- The politics of whose family to visit this Christmas?Everyone is not having blissful family time on a Saturday when you don’t know what to do. They are probably battling with Tesco’s or screaming children, trying to get the DIY done or frustrated cos. Mr Right just wants to watch the footy. They are probably envying your leisurely bath and slob in front of the TV before you go out with a friend tonight. As Paul taught in 1 Corinthians 7, realism about how hard relationships are, and the blessings of independence are good to ponder, not just the fantasy of an idyllic riverside picnic gazing into the eyes of an adoring Brad!
- Having to work long hours or resenting your partner’s work schedule that takes them away so much.
- ‘Childcare in another setting with fewer toys’ (as one friend described their family holiday to me).
We need to pray for our friends’ relationships – that God will give them the strength to conduct them in a Christ-like way. We also need someone who will pray wisely with us when it’s hard to be single. We may need to be brave and honest with people when their behaviour is unreasonable or makes us feel dreadfully alone or excluded. But we also need to accept that God can do ANYTHING. Gabriel tells Mary, “For God nothing is impossible.” (Luke 1:37) So if he hasn’t answered your prayer there must be a reason – a good, kind reason. There must be something else he wants you to put your time and energy into right now; Something of eternal value, something that you are the right woman for.Martha and Mary of Bethany, Mary Magdalene, Suzanna, Lydia, Dorcas, Phoebe – all apparently single women in the New Testament who served Jesus, who undoubtedly had challenges in being unmarried in the 1st century, but who illustrate that sometimes the freedom that comes from being single is a wonderful opportunity to see the world changed in the names of Jesus.

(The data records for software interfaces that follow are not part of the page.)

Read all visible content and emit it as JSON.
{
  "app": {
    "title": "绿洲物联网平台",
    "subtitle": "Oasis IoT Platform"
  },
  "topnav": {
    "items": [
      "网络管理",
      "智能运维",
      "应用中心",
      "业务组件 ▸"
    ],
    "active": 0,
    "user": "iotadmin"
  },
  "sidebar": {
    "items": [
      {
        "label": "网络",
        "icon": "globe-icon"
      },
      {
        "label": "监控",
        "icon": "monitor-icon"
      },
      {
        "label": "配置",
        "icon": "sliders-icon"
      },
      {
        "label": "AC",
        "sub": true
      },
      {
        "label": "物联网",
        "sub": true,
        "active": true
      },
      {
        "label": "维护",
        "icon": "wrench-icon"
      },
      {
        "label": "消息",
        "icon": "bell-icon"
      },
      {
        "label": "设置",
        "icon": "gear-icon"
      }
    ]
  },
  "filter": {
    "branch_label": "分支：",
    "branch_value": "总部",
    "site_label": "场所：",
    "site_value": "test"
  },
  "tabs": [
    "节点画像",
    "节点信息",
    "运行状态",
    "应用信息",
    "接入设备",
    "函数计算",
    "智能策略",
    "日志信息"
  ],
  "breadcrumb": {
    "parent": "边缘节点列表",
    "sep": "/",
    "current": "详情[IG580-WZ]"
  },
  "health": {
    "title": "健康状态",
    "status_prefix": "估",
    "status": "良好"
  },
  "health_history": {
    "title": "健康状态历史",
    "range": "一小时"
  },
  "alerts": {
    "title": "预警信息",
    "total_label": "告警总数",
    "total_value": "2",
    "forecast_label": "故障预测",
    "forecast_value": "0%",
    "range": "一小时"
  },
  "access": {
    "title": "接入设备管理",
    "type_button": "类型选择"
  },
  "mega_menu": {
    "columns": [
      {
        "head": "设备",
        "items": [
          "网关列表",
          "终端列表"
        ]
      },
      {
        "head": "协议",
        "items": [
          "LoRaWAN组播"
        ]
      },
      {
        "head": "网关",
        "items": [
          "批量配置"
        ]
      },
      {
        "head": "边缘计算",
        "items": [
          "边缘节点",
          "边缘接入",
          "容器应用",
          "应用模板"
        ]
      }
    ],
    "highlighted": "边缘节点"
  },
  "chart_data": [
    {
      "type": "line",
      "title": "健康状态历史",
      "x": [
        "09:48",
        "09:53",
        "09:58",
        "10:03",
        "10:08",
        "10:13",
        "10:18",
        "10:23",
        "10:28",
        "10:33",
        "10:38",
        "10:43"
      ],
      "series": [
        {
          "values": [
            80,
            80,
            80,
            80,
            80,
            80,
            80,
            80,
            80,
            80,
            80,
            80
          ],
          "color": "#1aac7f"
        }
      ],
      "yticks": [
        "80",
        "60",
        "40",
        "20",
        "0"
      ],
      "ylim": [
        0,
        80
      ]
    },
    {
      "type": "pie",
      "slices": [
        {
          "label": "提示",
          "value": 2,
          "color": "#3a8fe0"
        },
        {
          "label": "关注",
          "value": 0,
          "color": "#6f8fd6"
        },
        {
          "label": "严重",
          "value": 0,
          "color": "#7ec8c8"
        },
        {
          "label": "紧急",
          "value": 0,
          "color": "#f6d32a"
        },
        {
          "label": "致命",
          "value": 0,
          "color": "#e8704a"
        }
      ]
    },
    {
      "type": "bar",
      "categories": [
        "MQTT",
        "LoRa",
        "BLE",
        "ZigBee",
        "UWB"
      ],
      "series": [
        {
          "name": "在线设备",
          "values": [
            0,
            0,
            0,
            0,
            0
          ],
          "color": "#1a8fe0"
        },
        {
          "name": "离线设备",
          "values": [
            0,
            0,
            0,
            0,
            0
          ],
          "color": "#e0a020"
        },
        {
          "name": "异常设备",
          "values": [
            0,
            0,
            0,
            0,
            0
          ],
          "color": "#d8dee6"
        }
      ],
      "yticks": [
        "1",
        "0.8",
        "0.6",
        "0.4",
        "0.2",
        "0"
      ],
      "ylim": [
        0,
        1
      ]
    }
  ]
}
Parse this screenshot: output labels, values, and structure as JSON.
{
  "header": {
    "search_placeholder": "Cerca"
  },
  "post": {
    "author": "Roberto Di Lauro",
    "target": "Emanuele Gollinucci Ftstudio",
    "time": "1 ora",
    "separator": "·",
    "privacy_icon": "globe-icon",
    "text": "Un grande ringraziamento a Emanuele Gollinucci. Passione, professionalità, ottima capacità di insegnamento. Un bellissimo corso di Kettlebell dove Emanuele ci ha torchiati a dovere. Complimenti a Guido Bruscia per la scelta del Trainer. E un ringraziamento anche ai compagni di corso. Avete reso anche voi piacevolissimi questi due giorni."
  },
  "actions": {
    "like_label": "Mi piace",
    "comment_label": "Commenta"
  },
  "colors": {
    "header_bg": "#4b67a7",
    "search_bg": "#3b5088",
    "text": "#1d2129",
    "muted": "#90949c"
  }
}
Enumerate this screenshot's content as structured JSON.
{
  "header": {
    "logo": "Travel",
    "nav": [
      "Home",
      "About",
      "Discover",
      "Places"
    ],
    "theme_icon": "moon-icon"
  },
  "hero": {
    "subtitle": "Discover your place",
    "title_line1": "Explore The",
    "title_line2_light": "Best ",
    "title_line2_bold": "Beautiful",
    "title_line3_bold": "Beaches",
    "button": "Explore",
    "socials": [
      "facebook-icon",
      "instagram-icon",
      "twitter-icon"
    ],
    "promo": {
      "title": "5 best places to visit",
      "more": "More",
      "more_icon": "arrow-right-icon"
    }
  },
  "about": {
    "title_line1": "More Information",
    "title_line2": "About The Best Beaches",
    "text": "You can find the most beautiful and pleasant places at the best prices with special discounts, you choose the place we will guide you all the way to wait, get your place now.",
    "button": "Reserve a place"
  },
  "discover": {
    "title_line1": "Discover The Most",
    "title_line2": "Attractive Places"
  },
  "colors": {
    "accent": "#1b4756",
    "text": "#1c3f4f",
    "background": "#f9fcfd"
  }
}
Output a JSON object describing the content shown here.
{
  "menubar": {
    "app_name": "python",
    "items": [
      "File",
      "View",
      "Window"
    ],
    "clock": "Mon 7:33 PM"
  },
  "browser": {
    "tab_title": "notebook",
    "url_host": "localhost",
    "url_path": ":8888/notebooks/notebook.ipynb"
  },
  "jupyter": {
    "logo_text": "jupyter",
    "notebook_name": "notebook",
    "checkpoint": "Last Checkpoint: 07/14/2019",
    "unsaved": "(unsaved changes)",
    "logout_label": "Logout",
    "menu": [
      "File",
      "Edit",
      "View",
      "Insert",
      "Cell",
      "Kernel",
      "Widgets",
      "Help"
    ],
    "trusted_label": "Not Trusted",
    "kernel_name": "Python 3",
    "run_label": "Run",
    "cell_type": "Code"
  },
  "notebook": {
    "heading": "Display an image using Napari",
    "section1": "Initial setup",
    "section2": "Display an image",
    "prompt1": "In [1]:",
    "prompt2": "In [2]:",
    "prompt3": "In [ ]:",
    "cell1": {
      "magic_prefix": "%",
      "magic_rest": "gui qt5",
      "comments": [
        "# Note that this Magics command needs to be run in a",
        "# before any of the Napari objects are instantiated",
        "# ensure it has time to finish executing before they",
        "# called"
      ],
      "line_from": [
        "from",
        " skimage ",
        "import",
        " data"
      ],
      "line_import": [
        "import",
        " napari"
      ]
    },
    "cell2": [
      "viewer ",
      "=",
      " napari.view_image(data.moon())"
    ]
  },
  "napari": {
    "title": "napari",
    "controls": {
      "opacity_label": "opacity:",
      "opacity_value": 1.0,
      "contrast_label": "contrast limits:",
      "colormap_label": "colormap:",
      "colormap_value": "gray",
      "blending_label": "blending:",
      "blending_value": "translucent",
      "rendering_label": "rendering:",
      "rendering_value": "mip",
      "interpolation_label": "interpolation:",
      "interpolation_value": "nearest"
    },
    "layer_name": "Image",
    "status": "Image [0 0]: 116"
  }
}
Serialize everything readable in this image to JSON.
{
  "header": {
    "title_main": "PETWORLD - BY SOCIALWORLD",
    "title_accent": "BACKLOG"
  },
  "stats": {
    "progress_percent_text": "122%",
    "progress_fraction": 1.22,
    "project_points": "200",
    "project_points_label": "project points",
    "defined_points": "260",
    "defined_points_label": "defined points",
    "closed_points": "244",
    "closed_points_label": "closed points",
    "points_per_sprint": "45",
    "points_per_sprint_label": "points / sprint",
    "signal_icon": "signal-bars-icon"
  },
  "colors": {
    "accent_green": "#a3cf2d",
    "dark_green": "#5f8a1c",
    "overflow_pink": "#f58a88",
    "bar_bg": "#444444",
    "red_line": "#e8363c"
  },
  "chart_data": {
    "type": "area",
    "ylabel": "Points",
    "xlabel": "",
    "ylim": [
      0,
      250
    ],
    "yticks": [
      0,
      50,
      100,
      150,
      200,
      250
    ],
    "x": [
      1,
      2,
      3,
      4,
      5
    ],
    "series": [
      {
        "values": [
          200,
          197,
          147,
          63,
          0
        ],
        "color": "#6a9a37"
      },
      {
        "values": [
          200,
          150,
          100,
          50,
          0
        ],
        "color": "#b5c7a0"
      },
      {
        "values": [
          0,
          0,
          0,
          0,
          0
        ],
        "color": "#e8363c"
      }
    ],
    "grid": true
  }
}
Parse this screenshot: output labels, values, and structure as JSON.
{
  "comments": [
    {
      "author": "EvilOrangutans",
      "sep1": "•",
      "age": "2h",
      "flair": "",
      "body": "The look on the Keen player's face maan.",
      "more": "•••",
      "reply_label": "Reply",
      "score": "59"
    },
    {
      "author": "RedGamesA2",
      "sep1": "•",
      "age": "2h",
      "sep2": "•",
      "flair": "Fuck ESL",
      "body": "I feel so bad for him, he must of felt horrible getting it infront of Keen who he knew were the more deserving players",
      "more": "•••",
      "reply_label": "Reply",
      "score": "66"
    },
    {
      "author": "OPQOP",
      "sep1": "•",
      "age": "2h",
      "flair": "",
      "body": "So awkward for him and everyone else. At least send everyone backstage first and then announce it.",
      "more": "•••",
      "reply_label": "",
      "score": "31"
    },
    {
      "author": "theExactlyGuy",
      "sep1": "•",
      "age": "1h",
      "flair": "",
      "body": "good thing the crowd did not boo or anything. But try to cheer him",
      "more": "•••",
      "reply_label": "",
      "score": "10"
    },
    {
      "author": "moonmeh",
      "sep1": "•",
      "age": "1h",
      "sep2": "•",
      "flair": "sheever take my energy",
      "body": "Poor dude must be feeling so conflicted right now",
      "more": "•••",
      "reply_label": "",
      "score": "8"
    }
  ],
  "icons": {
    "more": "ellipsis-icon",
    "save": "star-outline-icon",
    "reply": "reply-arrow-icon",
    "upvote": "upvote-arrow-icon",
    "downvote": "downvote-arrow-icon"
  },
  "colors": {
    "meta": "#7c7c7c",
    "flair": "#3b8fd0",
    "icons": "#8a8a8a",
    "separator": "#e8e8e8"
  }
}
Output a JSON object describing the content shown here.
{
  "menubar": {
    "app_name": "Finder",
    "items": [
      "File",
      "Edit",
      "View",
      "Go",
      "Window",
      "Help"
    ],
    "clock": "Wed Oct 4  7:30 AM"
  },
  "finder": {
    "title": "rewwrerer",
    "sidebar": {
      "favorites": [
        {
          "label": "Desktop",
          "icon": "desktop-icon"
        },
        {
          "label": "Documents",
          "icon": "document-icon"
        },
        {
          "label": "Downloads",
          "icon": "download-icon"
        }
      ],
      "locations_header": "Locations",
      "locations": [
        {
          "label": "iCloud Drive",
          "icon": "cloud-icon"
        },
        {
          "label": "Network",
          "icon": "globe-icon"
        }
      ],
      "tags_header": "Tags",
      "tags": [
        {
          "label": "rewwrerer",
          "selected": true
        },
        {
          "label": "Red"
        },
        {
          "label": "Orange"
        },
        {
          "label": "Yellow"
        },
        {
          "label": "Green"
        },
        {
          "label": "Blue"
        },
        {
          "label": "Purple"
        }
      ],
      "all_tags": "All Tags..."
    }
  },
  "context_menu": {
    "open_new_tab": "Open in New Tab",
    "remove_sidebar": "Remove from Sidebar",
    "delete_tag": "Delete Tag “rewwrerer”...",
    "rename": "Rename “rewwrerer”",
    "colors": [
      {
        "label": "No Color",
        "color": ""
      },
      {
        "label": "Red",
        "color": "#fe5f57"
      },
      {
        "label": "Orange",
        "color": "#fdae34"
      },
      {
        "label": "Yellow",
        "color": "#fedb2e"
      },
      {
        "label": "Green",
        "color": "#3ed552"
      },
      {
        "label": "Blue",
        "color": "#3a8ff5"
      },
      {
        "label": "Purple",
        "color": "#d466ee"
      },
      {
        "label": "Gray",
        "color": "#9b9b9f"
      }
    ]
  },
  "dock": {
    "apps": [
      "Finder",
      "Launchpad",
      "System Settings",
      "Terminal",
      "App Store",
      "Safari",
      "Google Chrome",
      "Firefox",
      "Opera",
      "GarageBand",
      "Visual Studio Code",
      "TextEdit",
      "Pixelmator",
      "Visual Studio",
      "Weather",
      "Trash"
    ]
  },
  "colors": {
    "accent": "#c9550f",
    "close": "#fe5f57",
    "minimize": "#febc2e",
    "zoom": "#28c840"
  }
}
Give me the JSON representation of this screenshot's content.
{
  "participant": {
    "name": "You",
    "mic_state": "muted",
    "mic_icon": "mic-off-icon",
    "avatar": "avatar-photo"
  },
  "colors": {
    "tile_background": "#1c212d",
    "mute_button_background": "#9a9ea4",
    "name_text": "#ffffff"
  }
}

We have a choice, and a journey. We might be single, but we are not alone – we have a father who adores us, a saviour interceding for us, his spirit at work in us, and his people all around us. Let’s worship Jesus, not Mr Right, and trust that the Father will give us good gifts; a hope and a future - one way or another.
Ruth Perrin is on staff at King's Church Durham and holds an MA in Theology and Ministry. She is the author of the Cloud of Witnesses website.